> _How to complete this task_
Among the entries below, find each line with "placeholder" and show it.

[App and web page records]
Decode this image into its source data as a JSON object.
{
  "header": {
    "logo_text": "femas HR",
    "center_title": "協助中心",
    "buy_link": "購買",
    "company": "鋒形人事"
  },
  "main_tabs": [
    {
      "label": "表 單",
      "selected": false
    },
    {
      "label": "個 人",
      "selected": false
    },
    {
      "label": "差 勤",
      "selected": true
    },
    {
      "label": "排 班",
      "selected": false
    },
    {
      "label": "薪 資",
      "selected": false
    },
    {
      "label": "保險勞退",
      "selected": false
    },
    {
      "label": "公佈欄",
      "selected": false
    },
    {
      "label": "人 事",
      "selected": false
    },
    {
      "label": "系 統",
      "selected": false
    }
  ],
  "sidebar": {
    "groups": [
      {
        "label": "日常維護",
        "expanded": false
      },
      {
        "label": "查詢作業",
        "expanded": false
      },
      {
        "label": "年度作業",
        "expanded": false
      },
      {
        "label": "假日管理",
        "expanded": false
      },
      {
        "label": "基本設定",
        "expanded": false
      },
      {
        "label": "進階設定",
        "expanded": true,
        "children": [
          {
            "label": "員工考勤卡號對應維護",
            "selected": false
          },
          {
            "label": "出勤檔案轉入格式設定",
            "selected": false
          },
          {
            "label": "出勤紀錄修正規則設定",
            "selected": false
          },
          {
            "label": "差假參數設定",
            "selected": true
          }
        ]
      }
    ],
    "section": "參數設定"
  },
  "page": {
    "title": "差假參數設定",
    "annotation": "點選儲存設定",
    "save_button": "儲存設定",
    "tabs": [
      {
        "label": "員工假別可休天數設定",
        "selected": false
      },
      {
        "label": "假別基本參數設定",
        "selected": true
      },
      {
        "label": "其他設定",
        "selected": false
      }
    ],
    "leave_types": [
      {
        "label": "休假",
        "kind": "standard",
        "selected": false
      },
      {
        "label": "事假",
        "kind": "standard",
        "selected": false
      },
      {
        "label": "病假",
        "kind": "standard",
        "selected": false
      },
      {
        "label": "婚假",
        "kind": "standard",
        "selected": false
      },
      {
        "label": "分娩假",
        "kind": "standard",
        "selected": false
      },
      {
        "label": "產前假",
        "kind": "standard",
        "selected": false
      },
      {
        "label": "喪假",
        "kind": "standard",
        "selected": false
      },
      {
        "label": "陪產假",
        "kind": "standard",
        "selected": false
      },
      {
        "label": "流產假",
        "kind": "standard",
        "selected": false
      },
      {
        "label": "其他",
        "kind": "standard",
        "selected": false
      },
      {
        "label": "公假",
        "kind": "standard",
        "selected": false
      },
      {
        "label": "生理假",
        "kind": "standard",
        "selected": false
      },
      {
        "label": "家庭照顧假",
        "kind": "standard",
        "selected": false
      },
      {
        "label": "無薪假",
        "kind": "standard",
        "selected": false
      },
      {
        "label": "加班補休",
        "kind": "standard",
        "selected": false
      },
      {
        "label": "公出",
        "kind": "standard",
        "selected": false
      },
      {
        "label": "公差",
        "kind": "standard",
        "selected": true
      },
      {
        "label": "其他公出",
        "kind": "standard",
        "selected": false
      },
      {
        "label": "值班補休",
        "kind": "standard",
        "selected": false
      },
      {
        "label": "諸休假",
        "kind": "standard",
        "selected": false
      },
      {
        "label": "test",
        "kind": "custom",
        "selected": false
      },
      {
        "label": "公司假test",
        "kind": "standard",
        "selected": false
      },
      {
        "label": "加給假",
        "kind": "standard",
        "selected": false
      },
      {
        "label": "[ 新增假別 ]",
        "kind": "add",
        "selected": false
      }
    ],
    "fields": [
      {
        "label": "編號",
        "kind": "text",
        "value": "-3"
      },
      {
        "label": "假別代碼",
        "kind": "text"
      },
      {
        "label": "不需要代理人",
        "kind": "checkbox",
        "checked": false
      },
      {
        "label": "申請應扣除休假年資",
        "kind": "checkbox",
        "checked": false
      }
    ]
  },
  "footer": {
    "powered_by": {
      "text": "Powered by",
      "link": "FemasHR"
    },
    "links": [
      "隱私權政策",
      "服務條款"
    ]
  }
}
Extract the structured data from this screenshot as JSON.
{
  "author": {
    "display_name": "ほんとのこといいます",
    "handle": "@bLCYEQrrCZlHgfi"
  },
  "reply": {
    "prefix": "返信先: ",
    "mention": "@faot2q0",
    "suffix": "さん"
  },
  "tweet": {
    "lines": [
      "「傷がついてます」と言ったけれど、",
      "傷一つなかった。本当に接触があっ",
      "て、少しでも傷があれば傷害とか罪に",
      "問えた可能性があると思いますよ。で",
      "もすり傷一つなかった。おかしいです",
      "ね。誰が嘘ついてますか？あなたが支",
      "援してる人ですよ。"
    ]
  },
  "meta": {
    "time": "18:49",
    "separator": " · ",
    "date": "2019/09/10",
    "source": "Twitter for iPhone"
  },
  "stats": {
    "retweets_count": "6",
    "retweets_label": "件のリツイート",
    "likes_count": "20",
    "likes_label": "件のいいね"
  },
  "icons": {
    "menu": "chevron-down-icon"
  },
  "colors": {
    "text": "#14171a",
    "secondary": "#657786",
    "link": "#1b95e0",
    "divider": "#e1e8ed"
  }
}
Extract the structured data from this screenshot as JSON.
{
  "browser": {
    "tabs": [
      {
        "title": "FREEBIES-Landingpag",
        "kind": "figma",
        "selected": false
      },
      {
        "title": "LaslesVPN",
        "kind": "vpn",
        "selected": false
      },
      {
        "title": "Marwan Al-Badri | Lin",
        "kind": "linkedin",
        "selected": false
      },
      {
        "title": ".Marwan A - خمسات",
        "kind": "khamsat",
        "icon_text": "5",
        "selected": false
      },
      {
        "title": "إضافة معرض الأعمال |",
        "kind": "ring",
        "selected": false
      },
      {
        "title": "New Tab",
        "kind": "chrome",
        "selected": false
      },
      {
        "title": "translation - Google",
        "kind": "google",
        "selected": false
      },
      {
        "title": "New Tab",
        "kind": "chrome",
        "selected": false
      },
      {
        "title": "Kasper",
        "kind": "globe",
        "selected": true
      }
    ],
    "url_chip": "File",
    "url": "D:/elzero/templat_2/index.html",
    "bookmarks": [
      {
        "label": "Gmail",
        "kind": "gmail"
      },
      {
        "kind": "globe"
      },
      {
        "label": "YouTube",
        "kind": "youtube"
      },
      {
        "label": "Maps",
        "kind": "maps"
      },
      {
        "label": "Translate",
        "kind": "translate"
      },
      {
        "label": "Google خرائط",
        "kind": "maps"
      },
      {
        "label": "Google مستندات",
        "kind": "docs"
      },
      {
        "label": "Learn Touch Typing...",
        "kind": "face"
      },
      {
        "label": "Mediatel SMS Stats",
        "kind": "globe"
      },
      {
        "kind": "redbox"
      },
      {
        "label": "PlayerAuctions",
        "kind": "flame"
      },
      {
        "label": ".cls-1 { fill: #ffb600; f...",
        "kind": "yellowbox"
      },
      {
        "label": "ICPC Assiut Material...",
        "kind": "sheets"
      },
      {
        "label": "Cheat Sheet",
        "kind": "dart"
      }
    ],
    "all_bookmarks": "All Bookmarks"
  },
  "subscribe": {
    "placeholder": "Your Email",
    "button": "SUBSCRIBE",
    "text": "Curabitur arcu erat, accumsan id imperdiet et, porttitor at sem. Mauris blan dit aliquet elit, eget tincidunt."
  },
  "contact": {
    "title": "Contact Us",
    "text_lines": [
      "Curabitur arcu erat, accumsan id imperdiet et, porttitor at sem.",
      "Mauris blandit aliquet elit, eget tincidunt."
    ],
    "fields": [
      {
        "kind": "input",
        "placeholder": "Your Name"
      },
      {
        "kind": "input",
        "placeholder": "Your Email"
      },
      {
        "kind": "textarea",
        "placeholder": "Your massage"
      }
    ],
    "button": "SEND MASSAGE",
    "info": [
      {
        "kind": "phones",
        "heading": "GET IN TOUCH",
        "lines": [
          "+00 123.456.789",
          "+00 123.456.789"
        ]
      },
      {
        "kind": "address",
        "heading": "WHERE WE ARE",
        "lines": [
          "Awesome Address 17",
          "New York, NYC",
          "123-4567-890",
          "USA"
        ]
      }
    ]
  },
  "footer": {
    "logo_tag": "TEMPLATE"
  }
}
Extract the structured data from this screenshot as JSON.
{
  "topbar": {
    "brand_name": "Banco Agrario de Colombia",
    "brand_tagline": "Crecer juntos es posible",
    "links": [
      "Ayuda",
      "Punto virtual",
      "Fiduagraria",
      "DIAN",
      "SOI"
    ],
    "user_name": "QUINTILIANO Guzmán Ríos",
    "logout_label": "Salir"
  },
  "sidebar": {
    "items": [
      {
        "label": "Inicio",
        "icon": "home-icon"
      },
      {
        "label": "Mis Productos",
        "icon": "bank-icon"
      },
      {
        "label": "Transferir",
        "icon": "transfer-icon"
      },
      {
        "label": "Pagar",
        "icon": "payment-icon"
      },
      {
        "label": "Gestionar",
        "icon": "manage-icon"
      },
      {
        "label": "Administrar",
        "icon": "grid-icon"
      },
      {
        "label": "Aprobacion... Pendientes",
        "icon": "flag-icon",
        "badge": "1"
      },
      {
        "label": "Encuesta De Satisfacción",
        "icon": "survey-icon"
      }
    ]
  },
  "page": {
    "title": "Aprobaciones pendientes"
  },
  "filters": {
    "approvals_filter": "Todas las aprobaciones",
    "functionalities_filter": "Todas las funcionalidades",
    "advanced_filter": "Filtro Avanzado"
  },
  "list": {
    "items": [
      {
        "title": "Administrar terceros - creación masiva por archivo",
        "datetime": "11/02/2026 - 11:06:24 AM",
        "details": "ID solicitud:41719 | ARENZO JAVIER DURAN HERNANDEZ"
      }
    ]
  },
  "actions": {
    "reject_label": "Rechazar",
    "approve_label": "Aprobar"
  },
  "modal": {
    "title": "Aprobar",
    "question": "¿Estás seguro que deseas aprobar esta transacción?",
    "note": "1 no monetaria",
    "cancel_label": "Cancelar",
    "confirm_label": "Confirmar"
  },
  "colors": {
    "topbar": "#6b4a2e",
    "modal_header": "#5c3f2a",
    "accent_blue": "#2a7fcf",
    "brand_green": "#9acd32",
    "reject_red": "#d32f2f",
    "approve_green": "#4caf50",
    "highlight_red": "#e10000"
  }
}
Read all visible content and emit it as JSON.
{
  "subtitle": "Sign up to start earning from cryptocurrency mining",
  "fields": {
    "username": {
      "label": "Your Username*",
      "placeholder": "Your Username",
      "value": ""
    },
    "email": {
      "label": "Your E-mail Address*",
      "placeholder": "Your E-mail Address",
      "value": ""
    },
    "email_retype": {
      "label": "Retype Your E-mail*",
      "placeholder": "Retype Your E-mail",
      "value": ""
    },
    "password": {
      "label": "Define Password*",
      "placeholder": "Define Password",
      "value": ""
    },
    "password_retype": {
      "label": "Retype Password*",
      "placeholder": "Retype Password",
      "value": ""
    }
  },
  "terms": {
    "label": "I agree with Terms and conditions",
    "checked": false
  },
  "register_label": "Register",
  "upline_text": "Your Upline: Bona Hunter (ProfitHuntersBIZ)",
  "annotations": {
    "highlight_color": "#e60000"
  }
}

> _Answer for the task_
    "placeholder": "Your Email",
        "placeholder": "Your Name"
        "placeholder": "Your Email"
        "placeholder": "Your massage"
      "placeholder": "Your Username",
      "placeholder": "Your E-mail Address",
      "placeholder": "Retype Your E-mail",
      "placeholder": "Define Password",
      "placeholder": "Retype Password",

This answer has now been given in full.